plates round: if you only see, you will do it like this (gesture)."
The Mother explained the point: "It is in accordance
with the impression that the plate ought to be painted; it gives
you an impact, you translate the impact, and it is this which
is truly artistic. It is like this that modern art began. And
note that he was right. His plates were not round, but he was
right in principle. "
Thus the Mother spent ten years of her life in this
creative environment of highly gifted artists and became deeply
acquainted with their ways. A student in the Ashram once posed
the interesting question why artists had so often rather loose
morals, and the Mother answered: "They do not feel bound
by the customary rules of conduct and have not yet found an
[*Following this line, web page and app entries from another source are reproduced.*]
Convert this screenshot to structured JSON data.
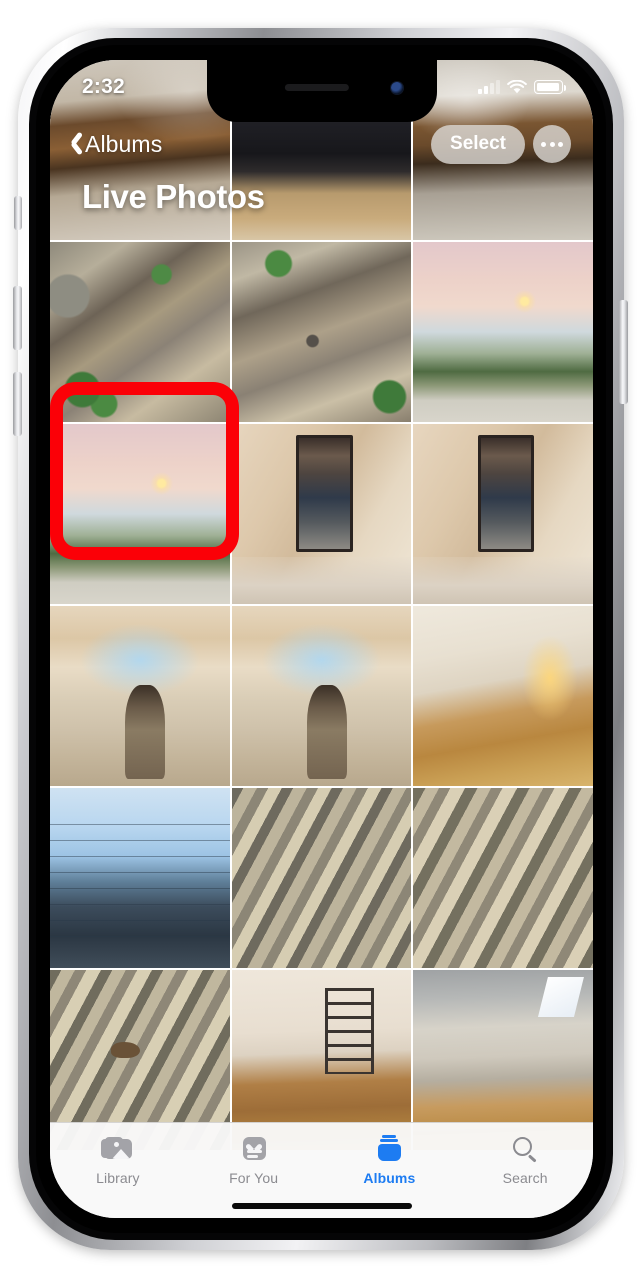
{
  "device": {
    "name": "iPhone",
    "buttons": {
      "silent_switch": "silent-switch",
      "volume_up": "volume-up-button",
      "volume_down": "volume-down-button",
      "power": "power-button"
    }
  },
  "status_bar": {
    "time": "2:32",
    "cellular_icon": "cellular-bars-icon",
    "cellular_bars_filled": 2,
    "cellular_bars_total": 4,
    "wifi_icon": "wifi-icon",
    "battery_icon": "battery-icon",
    "battery_level_percent": 95
  },
  "nav_bar": {
    "back_chevron_icon": "chevron-left-icon",
    "back_label": "Albums",
    "select_label": "Select",
    "more_icon": "ellipsis-icon"
  },
  "page_title": "Live Photos",
  "annotation": {
    "type": "red-highlight-box",
    "color": "#fb0007",
    "targets_cell_index": 6,
    "target_description": "sunset-road-photo"
  },
  "grid": {
    "columns": 3,
    "rows": 6,
    "photos": [
      {
        "index": 0,
        "name": "kitchen-bench-photo",
        "art": "ph-kitchen-bench"
      },
      {
        "index": 1,
        "name": "people-standing-photo",
        "art": "ph-people-legs"
      },
      {
        "index": 2,
        "name": "kitchen-table-photo",
        "art": "ph-kitchen-table"
      },
      {
        "index": 3,
        "name": "leaves-snake-photo-a",
        "art": "ph-leaves-snake-a"
      },
      {
        "index": 4,
        "name": "leaves-snake-photo-b",
        "art": "ph-leaves-snake-b"
      },
      {
        "index": 5,
        "name": "sunset-road-photo-a",
        "art": "ph-sunset-road"
      },
      {
        "index": 6,
        "name": "sunset-road-photo-b",
        "art": "ph-sunset-road"
      },
      {
        "index": 7,
        "name": "mirror-selfie-photo-a",
        "art": "ph-mirror-person"
      },
      {
        "index": 8,
        "name": "mirror-selfie-photo-b",
        "art": "ph-mirror-person"
      },
      {
        "index": 9,
        "name": "attic-room-wave-photo-a",
        "art": "ph-room-wave"
      },
      {
        "index": 10,
        "name": "attic-room-wave-photo-b",
        "art": "ph-room-wave"
      },
      {
        "index": 11,
        "name": "hallway-lamp-photo",
        "art": "ph-hallway-lamp"
      },
      {
        "index": 12,
        "name": "window-reflection-photo",
        "art": "ph-window-reflect"
      },
      {
        "index": 13,
        "name": "deck-boards-photo-a",
        "art": "ph-deck-boards-a"
      },
      {
        "index": 14,
        "name": "deck-boards-photo-b",
        "art": "ph-deck-boards-b"
      },
      {
        "index": 15,
        "name": "deck-chipmunk-photo",
        "art": "ph-deck-chipmunk"
      },
      {
        "index": 16,
        "name": "living-room-shelf-photo",
        "art": "ph-living-shelf"
      },
      {
        "index": 17,
        "name": "attic-kitchen-photo",
        "art": "ph-kitchen-attic"
      }
    ]
  },
  "tab_bar": {
    "accent_color": "#1d7cf2",
    "inactive_color": "#8b8b90",
    "tabs": [
      {
        "id": "library",
        "label": "Library",
        "icon": "photo-stack-icon",
        "active": false
      },
      {
        "id": "foryou",
        "label": "For You",
        "icon": "heart-card-icon",
        "active": false
      },
      {
        "id": "albums",
        "label": "Albums",
        "icon": "albums-stack-icon",
        "active": true
      },
      {
        "id": "search",
        "label": "Search",
        "icon": "magnifier-icon",
        "active": false
      }
    ]
  }
}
inner law that would replace them. " But she pointed out
that all artists whom she had known had been of this kind. Some
were absolutely 'bourgeois', married, good fathers and husbands
who followed a strict moral code.
Whilst Sri Aurobindo's main interests in the early
stages of his development were literature, poetry, languages and
history , for the Mother they were, no doubt, art and music. But
these were to her forms of expression which led to something deeper
or revealed something hidden within: the search for God and spiritual
realization were her sole objective in all things, and she was
almost entirely left to herself in this pursuit. Only rarely did
it happen that she received some effective help in the form of
a book or a person: "Between the age of eighteen and twenty
I had attained a conscious and constant union with the divine
Presence and. ..I had done it all alone, with absolutely
nobody to help me, not even books, you understand! When I
found one- I had in my hands a little later Vivekananda's Raja
Yoga -it seemed to me so wonderful a thing, you see, that
someone could explain something to me! This made me gain in a
few months what would have perhaps taken me years to do. "
When the Mother was about 21, she met an Indian
who gave her a copy of the Bhagavadgita. It was only a very inadequate
French translation, but she could perceive, by intuition, the
true content of this Indian scripture. The Indian advised her
to envisage Krishna as the immanent Godhead, as the Divine within
ourselves, and to read the Gita with this knowledge. The Mother
followed his advice and in one month the whole work was done.
she had got the experience of Krishna as .immanent God.
Mother later explained to her students that the Gita was an important
scripture which elucidated an important Truth, and yet one thing
was missing in it: the idea of the transformation of the outer
nature of man, which is one main object of Sri
Aurobindo's Integral Yoga.
More Details see :
extracts and quotations from the written works of Sri Aurobindo
and the Mother and the Photographs of the Mother and Sri Aurobindo
are copyright Sri Aurobindo Ashram Trust, Pondicherry -605002